Implementing shutdown(2)

This memo summarises notes on the implementation of shutdown() for DCCP. The shutdown() system call originated from TCP applications. Since DCCP connections can, like TCP, have data flowing in either direction, it makes sense to reconsider the use of this function for the benefit of DCCP.

1. Background and motivation

Multimedia streaming can in principle be considered as one-directional stream of data packets sent by the streaming source to the consumer of the media packets. DCCP is a very generic protocol and allows data traffic to flow in both directions of the same connection.

For many applications this is unnecessary overhead: by shutting down one direction of the full-duplex connection, a better performance can be achieved, since the processing costs per packet are reduced. This implies better responsiveness, scaleability and use of computing resources.

1.1 DCCP half-connections

A DCCP connection splits into two separate half-connections, each possibly having a different congestion control ID (CCID). This is illustrated in the following schema.

The situation is more complicated than with TCP, which has only read()/write() for each end. The functions used for the active end of a half-connection are:
On the receiving end of the half-connection we have an active and a passive function:
The point of using shutdown() in this context is in reducing processing complexity. Without shutdown(), each received packet is processed twice - both by the TX CCID via tx_packet_recv and by the RX CCID via rx_packet_recv.

1.2 The shutdown() function

This function was originally developed for TCP's full-duplex service, it allows to shut data transfer in one or both directions.
There is one subtlety which distinguishes TCP from DCCP - the latter has no half-closed state [RFC 4340, 4.6]. Hence the semantics of shutdown are not exactly identical, but quite similar. Making this similarity precise is the purpose of the present page.

A classical example of the shutdown function can be found in Stevens' volume 1, section 18.5:

2. Using shutdown() for DCCP

In DCCP the same example as above is not possible since the signalling (sending FIN) is missing. The original meaning of FIN in RFC 793 was "No more data from sender". But the lack of such signalling to the peer is no disadvantage, since shutdown can still be used locally to reduce processing costs.

Furthermore, as described in section 11.7 of RFC 4340, Data Dropped options can be used to signal that data packets have not reached the application. This option is sent on packets which carry an ACK number (hence it can not be used on  Request or pure Data packets), a packet drop is indicated by a high-order first bit; and the reason for dropping the packet is contained in a 3-bit subsequent drop code. The relevant one in this context is Drop Code 1, "Application not listening"; it is described in section 11.7.2 of RFC 4340.

2.1 Basic concept

The basic use of shutdown() which suggests itself in this context is:
Lastly, shutdown(SHUT_RDWR) exists but is a bit pointless. To maintain compatibility with TCP (see e.g. tcp_poll() in net/ipv4/tcp.c), it should nevertheless be supported.
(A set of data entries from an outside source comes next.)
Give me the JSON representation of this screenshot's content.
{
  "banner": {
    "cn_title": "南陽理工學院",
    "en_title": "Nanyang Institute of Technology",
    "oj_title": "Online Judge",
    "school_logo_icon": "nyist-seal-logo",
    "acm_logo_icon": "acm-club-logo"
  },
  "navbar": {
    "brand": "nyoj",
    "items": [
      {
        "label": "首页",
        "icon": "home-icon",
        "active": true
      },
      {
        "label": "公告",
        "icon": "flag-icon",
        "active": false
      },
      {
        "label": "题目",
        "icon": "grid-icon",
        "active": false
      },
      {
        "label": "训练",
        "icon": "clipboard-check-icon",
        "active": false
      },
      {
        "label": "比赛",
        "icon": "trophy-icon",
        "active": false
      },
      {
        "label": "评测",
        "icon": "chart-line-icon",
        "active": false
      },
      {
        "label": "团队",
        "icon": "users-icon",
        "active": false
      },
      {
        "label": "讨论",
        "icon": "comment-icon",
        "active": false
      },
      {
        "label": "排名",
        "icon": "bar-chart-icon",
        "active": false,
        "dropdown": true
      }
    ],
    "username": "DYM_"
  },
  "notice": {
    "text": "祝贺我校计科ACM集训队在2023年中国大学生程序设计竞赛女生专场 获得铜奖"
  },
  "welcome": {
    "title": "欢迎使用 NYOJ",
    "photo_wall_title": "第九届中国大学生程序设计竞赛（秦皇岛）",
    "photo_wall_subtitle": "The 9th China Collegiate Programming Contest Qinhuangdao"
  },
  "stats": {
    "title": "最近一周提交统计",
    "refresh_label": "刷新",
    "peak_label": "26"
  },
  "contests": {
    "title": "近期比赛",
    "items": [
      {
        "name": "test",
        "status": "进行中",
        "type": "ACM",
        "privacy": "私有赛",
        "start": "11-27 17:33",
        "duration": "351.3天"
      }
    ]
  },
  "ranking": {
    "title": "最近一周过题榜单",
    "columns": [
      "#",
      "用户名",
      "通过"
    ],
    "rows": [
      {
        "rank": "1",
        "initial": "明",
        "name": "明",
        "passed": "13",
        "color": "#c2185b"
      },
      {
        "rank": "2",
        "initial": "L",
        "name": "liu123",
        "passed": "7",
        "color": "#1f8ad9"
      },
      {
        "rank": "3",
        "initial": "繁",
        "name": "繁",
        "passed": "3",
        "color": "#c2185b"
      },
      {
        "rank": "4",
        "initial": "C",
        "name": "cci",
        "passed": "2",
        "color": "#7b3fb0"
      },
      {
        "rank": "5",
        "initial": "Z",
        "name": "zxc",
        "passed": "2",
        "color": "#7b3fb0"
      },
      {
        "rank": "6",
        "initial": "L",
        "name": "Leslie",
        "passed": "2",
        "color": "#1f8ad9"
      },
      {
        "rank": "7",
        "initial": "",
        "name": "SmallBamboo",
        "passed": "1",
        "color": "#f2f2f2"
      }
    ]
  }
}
2.2 Subtleties

The reading side of the RX CCID is straightforward: if SHUT_RD is set, then no further input will be accepted, hence no packets are  delivered to the  RX  CCID. Should still data packets arrive after the local end of the half-connection has issued shutdown(SHUT_RD) on its side, an Ack with a Data Dropped option, Drop Code 1, "Application not listening" is sent.

The writing side (TX CCID) needs a bit more sophistication. The situation is clear when the TX queue is empty at the time the shutdown(SHUT_WR) is called. In this case, all further attempts to write to the socket will be caught by the socket API and lead to a write error, as intended. Furthermore, since no more packets are going to follow, we can close the end leading to tx_packet_recv,  since it follows that if no packets are going to be sent, the congestion control is also no longer needed.

The situation is different if the TX ringbuffer contains several packets at the time shutdown is called. In this case, we must keep the input for tx_packet_recv open, since this would cut off the necessary control traffic to regulate the congestion control for the still pending packets. The proposed solution here is to issue the SHUT_WR on the socket so that no more packets will enter the TX queue, but to defer closing the feedback input (tx_packet_recv) until the last packet has left the output TX queue.

3. Further work

The use of Data Dropped options is not currently supported in Linux DCCP, but work is under way to support it. Until then, the signalling proposed above should be marked with a FIXME.